Most blatantly, he says that “control of population growth would probably be the best available policy on behalf of sustainability.” If he is considering the average utility of the members of future generations then this is at least plausible, although I would not bet on it as the best policy to please weird future people. But if he is considering the total utility of future people (as I think is proper), then then this is probably nonsense. A future with 10 billion people will have more happiness than a future with 9 billion people unless those additional people push the world over into famine and resource exhaustion, which seems to me at least highly implausible. And total utility is the right measure, because considering average utility leads to even more serious moral problems than utilitarianism generally; for instance, it implies that we should euthanize depressed people, or taken to its logical extreme we should euthanize everyone but the happiest person on earth.

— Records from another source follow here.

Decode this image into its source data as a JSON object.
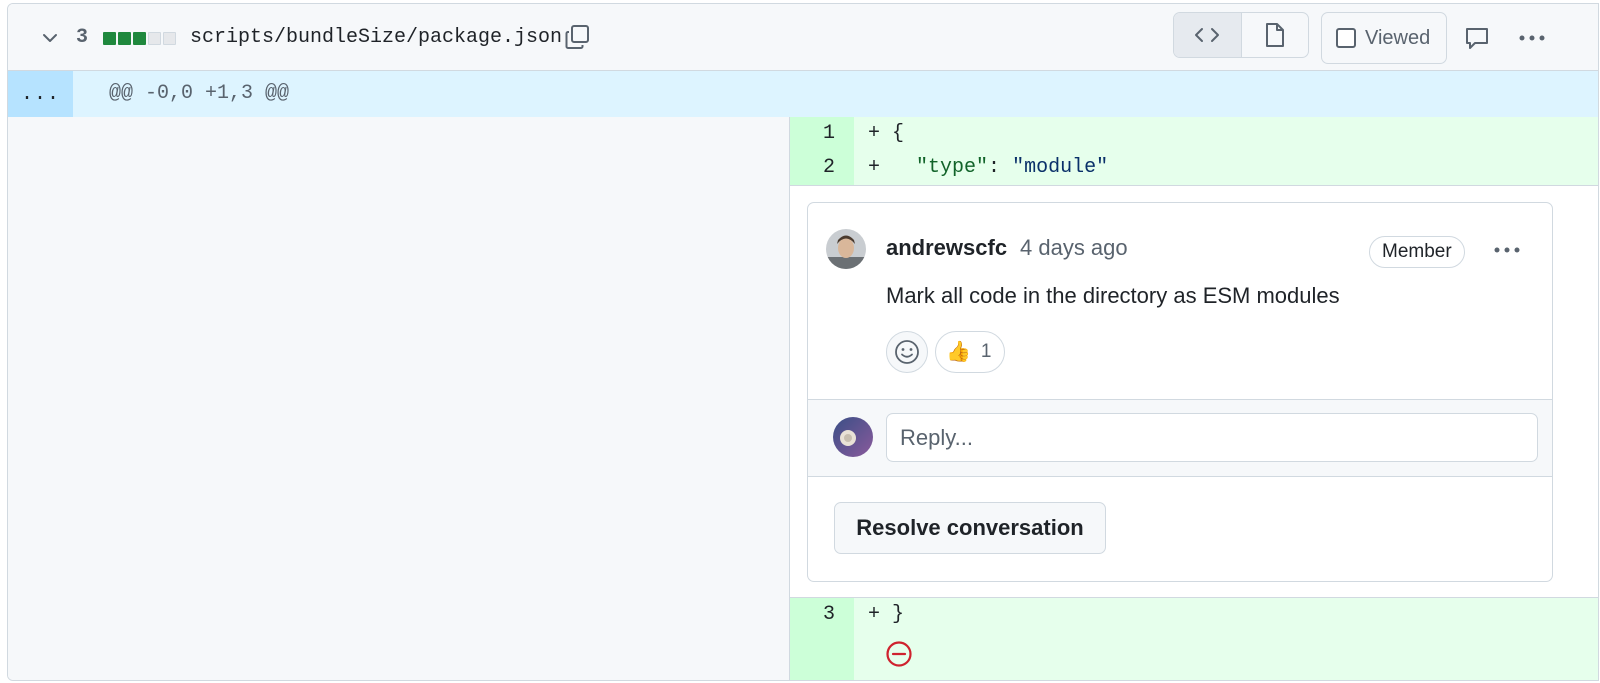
{
  "file_header": {
    "change_count": "3",
    "diffstat": [
      "add",
      "add",
      "add",
      "neutral",
      "neutral"
    ],
    "path": "scripts/bundleSize/package.json",
    "viewed_label": "Viewed",
    "viewed_checked": false
  },
  "hunk": {
    "expand_label": "...",
    "header": "@@ -0,0 +1,3 @@"
  },
  "lines": [
    {
      "number": "1",
      "prefix": "+",
      "content": " {"
    },
    {
      "number": "2",
      "prefix": "+",
      "content_pre": "   ",
      "key": "\"type\"",
      "sep": ": ",
      "value": "\"module\""
    },
    {
      "number": "3",
      "prefix": "+",
      "content": " }"
    }
  ],
  "comment": {
    "author": "andrewscfc",
    "time": "4 days ago",
    "badge": "Member",
    "body": "Mark all code in the directory as ESM modules",
    "reactions": [
      {
        "emoji": "👍",
        "count": "1"
      }
    ],
    "reply_placeholder": "Reply...",
    "resolve_label": "Resolve conversation"
  },
  "colors": {
    "addition_bg": "#e6ffec",
    "addition_num_bg": "#ccffd8",
    "hunk_bg": "#ddf4ff",
    "diffstat_add": "#1f883d",
    "blocked_icon": "#cf222e"
  }
}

But this is an isolated case of Solow being wrong. Now for the more general theory of his wrongness. He notes rightly that it is hard to know whether future generations would prefer for us to invest or to preserve the environment, since both are likely to benefit them. The problem is that he then asserts that both should be categorically superior to present consumption, which can only benefit the current generation.
This disdain for current consumption is at best an oversimplification. First, we need to distinguish the consumption of non-renewable resources from all other consumption. In general, this is the consumption that actually makes future generations worse off (by eliminating resources they could have used), and Solow’s idea to count it is a good one (we could subtract the consumption of nonrenewable resources from total GDP to get a measure of “sustainable GDP”, just as economists have sometimes tried to separate out GDP generated from the depreciation of the capital stock). In some special cases, of course, this consumption could still benefit future generations: the technologies developed for mining are applied more generally, or if today’s resource becomes tomorrow’s nuisance (invasive species?), or if the byproducts of consumption are actually beneficial (say, if future people like a warmer earth then they would appreciate that our consumption lead to CO2 emissions [there is probably a better example of this idea]).

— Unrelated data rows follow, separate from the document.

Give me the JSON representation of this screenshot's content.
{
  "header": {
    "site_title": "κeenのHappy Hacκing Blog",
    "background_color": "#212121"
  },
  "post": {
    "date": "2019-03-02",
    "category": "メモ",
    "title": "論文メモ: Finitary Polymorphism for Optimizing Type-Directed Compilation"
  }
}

But most consumption does not involve (at least directly) the use of nonrenewable resources. If I consume a lot of perishable, rival goods like corn or trees, people in the future could simply grow more. This sort of consumption is something people in 100 years would, in most cases view neutrally.

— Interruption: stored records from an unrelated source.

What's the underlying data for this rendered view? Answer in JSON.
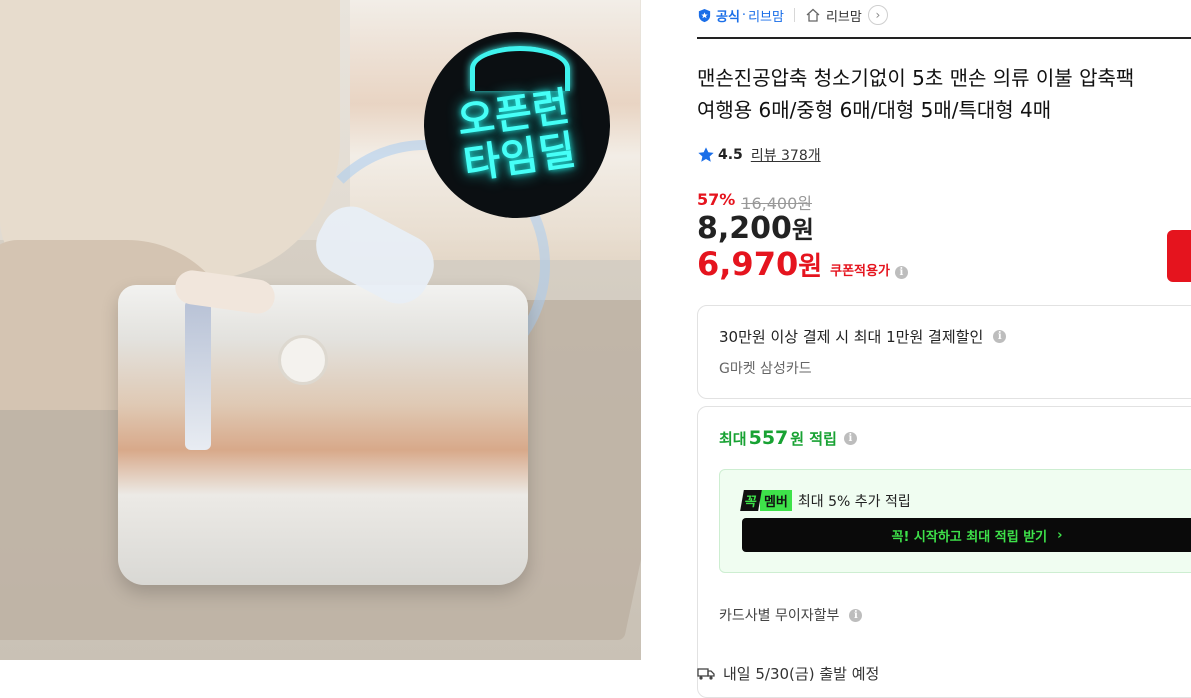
{
  "seller": {
    "official_label": "공식",
    "separator": "·",
    "brand": "리브맘",
    "store": "리브맘",
    "chevron": "›"
  },
  "product": {
    "title_line1": "맨손진공압축 청소기없이 5초 맨손 의류 이불 압축팩",
    "title_line2": "여행용 6매/중형 6매/대형 5매/특대형 4매",
    "image_badge": "오픈런\n타임딜"
  },
  "rating": {
    "score": "4.5",
    "review_label": "리뷰 378개"
  },
  "price": {
    "discount_rate": "57%",
    "original": "16,400원",
    "sale_value": "8,200",
    "sale_unit": "원",
    "coupon_value": "6,970",
    "coupon_unit": "원",
    "coupon_tag": "쿠폰적용가"
  },
  "card_benefit": {
    "main": "30만원 이상 결제 시 최대 1만원 결제할인",
    "sub": "G마켓 삼성카드"
  },
  "reward": {
    "prefix": "최대",
    "amount": "557",
    "suffix": "원 적립",
    "member_logo_a": "꼭",
    "member_logo_b": "멤버",
    "member_text": "최대 5% 추가 적립",
    "member_cta": "꼭! 시작하고 최대 적립 받기",
    "member_cta_arrow": "›",
    "installment": "카드사별 무이자할부"
  },
  "shipping": {
    "text": "내일 5/30(금) 출발 예정"
  },
  "colors": {
    "brand_blue": "#1a6ee8",
    "sale_red": "#e5141e",
    "reward_green": "#18a233",
    "member_neon": "#3ee24a",
    "badge_cyan": "#46fff7"
  },
  "info_icon_glyph": "i"
}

Most interestingly, there is the consumption of non-rival goods. Will people in 100 years be worse off because I read too many books, or watched too many movies, saw too many plays, listened to too many concerts? Not at all. In fact, to the extent that such consumption encourages the creation and preservation of such non-rival, not-very-perishable goods, it actually benefits future generations! Again of course there are exceptions, many people in the 20th century would have been better off if Lenin et al hadn’t bought Karl Marx’s books, and it is hard to imagine much current music being of any benefit to future generations. But in general the consumption of art and writing can be of great benefit to future generations.
Back to the general theory. Think of someone living in Athens in the golden age of Greece. What could they do to be of most benefit to future generations? Solow suggests that we would value their environmental protection and their investment. Well, I certainly don’t mind that they invested; I’m sure they enjoyed operating capital-intensive olive oil businesses. I suppose it is good that they protected their environment, though I might enjoy Greece more if they had turned more non-renewable marble into buildings and statues. But what I, weird future-person, value most from average ancient Greeks is their consumption- the fact that there was a market for Plato’s dialogues, Aristophanes’ plays, and Herodotus’ histories. This same applies to Renaissance patrons of the arts, classical concert-goers, the book-buying public of the Enlightenment and the modern era.
In a way, I suppose this blind spot for the incredible power of ideas, information, and other non-rival goods should be expected from Solow, whose namesake growth model sees technology as exogenous! But given that the development of ideas and technology really does depend partly on the knowledge that people will pay to consume them, I am glad that people in the past undertook that consumption and left us with the treasure trove of ideas we have.